*** Opening PROVIDED RECORDS ***

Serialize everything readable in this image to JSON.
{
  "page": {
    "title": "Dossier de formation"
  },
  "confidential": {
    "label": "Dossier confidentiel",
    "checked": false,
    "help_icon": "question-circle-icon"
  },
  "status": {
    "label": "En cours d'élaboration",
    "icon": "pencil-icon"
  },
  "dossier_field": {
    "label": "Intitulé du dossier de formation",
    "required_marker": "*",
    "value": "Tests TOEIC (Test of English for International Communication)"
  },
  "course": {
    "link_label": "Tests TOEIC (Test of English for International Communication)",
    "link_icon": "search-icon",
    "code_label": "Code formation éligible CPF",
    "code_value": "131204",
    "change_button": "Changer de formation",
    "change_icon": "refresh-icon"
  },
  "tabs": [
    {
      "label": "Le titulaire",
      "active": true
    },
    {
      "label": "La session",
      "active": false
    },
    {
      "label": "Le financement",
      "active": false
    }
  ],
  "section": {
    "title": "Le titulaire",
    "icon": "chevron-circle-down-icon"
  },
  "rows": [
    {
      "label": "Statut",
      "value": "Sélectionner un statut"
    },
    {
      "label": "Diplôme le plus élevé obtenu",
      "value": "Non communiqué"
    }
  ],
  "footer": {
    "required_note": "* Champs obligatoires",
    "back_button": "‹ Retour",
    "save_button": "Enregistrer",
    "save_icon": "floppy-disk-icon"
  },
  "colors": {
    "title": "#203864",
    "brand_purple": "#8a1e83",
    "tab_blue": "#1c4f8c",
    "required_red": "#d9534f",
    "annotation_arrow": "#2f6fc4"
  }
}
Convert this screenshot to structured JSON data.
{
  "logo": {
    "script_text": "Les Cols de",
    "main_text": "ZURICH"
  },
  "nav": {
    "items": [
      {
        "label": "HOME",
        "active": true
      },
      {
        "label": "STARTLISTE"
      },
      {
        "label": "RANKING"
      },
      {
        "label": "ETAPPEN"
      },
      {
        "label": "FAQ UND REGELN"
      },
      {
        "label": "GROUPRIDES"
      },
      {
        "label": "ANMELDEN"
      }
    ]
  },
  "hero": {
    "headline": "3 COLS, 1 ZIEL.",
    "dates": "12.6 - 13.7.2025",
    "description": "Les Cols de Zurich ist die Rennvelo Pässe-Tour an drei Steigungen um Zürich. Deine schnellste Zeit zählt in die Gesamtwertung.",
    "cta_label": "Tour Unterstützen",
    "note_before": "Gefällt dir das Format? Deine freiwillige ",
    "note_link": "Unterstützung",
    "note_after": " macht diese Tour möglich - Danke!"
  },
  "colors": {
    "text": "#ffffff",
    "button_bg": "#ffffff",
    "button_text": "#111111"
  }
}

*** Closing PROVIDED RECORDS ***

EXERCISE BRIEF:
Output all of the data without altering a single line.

EXERCISE OUTPUT:
Serialize everything readable in this image to JSON.
{
  "page": {
    "title": "Dossier de formation"
  },
  "confidential": {
    "label": "Dossier confidentiel",
    "checked": false,
    "help_icon": "question-circle-icon"
  },
  "status": {
    "label": "En cours d'élaboration",
    "icon": "pencil-icon"
  },
  "dossier_field": {
    "label": "Intitulé du dossier de formation",
    "required_marker": "*",
    "value": "Tests TOEIC (Test of English for International Communication)"
  },
  "course": {
    "link_label": "Tests TOEIC (Test of English for International Communication)",
    "link_icon": "search-icon",
    "code_label": "Code formation éligible CPF",
    "code_value": "131204",
    "change_button": "Changer de formation",
    "change_icon": "refresh-icon"
  },
  "tabs": [
    {
      "label": "Le titulaire",
      "active": true
    },
    {
      "label": "La session",
      "active": false
    },
    {
      "label": "Le financement",
      "active": false
    }
  ],
  "section": {
    "title": "Le titulaire",
    "icon": "chevron-circle-down-icon"
  },
  "rows": [
    {
      "label": "Statut",
      "value": "Sélectionner un statut"
    },
    {
      "label": "Diplôme le plus élevé obtenu",
      "value": "Non communiqué"
    }
  ],
  "footer": {
    "required_note": "* Champs obligatoires",
    "back_button": "‹ Retour",
    "save_button": "Enregistrer",
    "save_icon": "floppy-disk-icon"
  },
  "colors": {
    "title": "#203864",
    "brand_purple": "#8a1e83",
    "tab_blue": "#1c4f8c",
    "required_red": "#d9534f",
    "annotation_arrow": "#2f6fc4"
  }
}
Convert this screenshot to structured JSON data.
{
  "logo": {
    "script_text": "Les Cols de",
    "main_text": "ZURICH"
  },
  "nav": {
    "items": [
      {
        "label": "HOME",
        "active": true
      },
      {
        "label": "STARTLISTE"
      },
      {
        "label": "RANKING"
      },
      {
        "label": "ETAPPEN"
      },
      {
        "label": "FAQ UND REGELN"
      },
      {
        "label": "GROUPRIDES"
      },
      {
        "label": "ANMELDEN"
      }
    ]
  },
  "hero": {
    "headline": "3 COLS, 1 ZIEL.",
    "dates": "12.6 - 13.7.2025",
    "description": "Les Cols de Zurich ist die Rennvelo Pässe-Tour an drei Steigungen um Zürich. Deine schnellste Zeit zählt in die Gesamtwertung.",
    "cta_label": "Tour Unterstützen",
    "note_before": "Gefällt dir das Format? Deine freiwillige ",
    "note_link": "Unterstützung",
    "note_after": " macht diese Tour möglich - Danke!"
  },
  "colors": {
    "text": "#ffffff",
    "button_bg": "#ffffff",
    "button_text": "#111111"
  }
}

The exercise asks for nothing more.